The City compensated Lackey for the full work shift, for two hours of overtime for the hours actually worked on May 30, and for six hours of holiday compensation for the balance of the Memorial Day holiday that fell on Lackey’s day off. The Association took the position that the recognized Memorial Day holiday for officers who work a partial shift on that day mandated that they receive both holiday premium pay for time actually worked on the holiday and eight hours of holiday pay. When the dispute could not be resolved, a grievance filed by the Association was referred to arbitration.
That Arbitrator sustained the City’s position. The Arbitrator started with the general observation that “it appears that there is no lack of disputes regarding the pay and benefits relative to holiday, overtime, and comp time within the public safety sector, and in virtually every instance where there is no specific language addressing the unique problem presented, the Arbitrator must rely on past practice to discern what the Parties consider the intent of the existing language and how they have filled in the gaps in trying to apply inconsistent or nonexistent contract language.”
The Arbitrator noted that “the primary purpose of holiday pay provisions is to ensure the employee against the possible loss in earnings when he or she does not work because of a holiday occurring during the workweek. Many contracts explicitly, or by clear implication, include pay for holidays that fall on days when the employee would not have been scheduled to work, such as a regular day off or a Saturday.
“In looking at the specific language of Article 11, Lackey is clearly entitled to one and one-half times his base rate of pay for ‘any time’ actually worked on a holiday. The evidence is clear that the Grievant worked for two hours on a holiday and should be paid one and one-half times his base rate of pay for those hours actually worked. The ambiguity occurs in looking at the contract’s language which addresses the question of: ‘What should an officer be paid in holiday pay for the holiday that falls on his scheduled day off?’
“In that there is no guarantee of eight hours of pay for the holiday in the contract, as the language of the contract only indicates that the officer shall receive ‘pay for the holiday,’ I find that the language should be read in context with the rest of the holiday language in the contract, and thus would not result in an eight-hour payment in addition to and irrespective of any other pay for hours worked. In essence, the holiday pay is not an eight-hour bonus payment, but merely a payment intended to compensate an employee for work potentially missed because of the holiday. Lackey only missed six hours, not eight, and was paid for eight, two of which were paid at the overtime rate because he actually worked them.

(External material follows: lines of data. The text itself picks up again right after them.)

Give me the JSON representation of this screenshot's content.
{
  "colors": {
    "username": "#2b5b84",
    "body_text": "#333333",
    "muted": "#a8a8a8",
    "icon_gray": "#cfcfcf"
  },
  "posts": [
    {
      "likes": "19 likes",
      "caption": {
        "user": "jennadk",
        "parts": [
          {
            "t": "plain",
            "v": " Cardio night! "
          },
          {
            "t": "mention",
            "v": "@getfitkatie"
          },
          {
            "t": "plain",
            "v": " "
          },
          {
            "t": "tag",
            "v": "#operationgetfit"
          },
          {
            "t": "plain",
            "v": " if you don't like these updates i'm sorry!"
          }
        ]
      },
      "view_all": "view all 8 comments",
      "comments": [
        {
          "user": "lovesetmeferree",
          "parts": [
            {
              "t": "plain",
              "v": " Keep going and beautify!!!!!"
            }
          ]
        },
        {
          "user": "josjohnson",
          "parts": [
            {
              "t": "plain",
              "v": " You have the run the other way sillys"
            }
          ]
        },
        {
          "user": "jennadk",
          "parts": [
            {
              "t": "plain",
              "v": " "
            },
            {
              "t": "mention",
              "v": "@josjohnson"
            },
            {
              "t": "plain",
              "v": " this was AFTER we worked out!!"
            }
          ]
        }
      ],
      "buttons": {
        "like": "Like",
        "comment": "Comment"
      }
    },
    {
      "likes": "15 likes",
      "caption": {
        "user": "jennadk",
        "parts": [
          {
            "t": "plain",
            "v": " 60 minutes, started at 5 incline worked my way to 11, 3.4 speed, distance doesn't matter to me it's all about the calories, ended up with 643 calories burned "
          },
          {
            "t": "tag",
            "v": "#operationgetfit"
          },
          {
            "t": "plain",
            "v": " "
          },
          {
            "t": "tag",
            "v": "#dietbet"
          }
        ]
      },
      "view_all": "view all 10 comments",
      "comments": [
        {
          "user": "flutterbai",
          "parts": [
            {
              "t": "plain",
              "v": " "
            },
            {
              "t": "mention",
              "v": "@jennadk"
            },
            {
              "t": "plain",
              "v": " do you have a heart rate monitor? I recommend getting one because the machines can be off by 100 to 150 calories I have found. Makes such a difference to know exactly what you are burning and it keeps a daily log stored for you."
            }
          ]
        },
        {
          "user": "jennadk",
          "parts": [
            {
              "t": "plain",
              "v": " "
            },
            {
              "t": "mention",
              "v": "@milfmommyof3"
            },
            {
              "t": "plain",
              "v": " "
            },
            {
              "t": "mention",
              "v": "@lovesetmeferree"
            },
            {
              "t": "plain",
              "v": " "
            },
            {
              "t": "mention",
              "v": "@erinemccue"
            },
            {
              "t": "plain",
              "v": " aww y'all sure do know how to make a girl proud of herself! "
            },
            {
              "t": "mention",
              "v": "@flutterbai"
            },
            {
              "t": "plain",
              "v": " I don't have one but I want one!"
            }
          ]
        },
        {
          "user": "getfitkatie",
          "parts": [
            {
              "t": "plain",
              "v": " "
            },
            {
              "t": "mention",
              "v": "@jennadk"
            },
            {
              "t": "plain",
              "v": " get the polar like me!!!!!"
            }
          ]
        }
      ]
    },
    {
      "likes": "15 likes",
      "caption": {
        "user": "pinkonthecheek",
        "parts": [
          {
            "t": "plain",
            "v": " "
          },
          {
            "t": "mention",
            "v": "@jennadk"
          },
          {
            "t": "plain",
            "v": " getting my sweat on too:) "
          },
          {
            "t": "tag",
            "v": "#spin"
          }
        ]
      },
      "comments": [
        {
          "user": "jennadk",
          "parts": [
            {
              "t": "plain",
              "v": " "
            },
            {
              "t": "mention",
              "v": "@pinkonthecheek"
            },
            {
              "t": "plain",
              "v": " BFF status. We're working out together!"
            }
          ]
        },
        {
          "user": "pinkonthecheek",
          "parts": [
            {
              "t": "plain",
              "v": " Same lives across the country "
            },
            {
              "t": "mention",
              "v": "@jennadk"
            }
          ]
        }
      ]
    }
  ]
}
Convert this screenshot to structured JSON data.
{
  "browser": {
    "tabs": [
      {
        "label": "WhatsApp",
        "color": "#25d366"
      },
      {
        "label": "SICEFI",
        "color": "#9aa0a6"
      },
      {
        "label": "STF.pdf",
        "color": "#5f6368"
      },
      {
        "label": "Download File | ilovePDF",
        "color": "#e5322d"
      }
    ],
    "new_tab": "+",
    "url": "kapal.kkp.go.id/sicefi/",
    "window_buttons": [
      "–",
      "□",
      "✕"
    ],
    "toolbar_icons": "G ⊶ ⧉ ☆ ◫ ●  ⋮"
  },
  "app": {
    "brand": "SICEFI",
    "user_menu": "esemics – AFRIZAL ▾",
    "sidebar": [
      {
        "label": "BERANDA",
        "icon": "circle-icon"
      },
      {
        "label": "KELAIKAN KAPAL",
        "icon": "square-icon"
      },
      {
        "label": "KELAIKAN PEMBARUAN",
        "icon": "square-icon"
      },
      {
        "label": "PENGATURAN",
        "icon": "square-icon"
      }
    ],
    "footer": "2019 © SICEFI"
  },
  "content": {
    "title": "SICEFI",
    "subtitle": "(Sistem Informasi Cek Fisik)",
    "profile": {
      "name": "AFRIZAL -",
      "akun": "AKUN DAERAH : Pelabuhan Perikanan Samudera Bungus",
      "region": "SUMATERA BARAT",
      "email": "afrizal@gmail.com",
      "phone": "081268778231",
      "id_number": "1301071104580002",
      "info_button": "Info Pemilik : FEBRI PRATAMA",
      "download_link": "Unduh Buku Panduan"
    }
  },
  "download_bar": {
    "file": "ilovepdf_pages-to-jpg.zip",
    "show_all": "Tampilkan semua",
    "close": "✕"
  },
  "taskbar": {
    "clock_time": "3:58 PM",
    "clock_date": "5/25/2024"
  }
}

“To avoid an absurd or unintended result, I must find that Lackey and all other similarly situated employees can receive no more than eight hours of pay and or work hours on a holiday. In other words, if the employee, instead of having worked the first two hours of the holiday and instead worked the last two hours of the holiday, the employee would still receive six hours of holiday pay and two hours at the premium time and one-half pay for work on the holiday. I find that this has been the practice, virtually without exception, and that to consider the holiday pay to be an eight-hour bonus, irrespective of work or non-work, not only conflicts with the current language of the contract, but would be in total contravention of the parties’ past practice, and indeed would be adding language to the collective bargaining agreement.”
City and County of Denver, 130 LA 837 (DiFalco, 2012).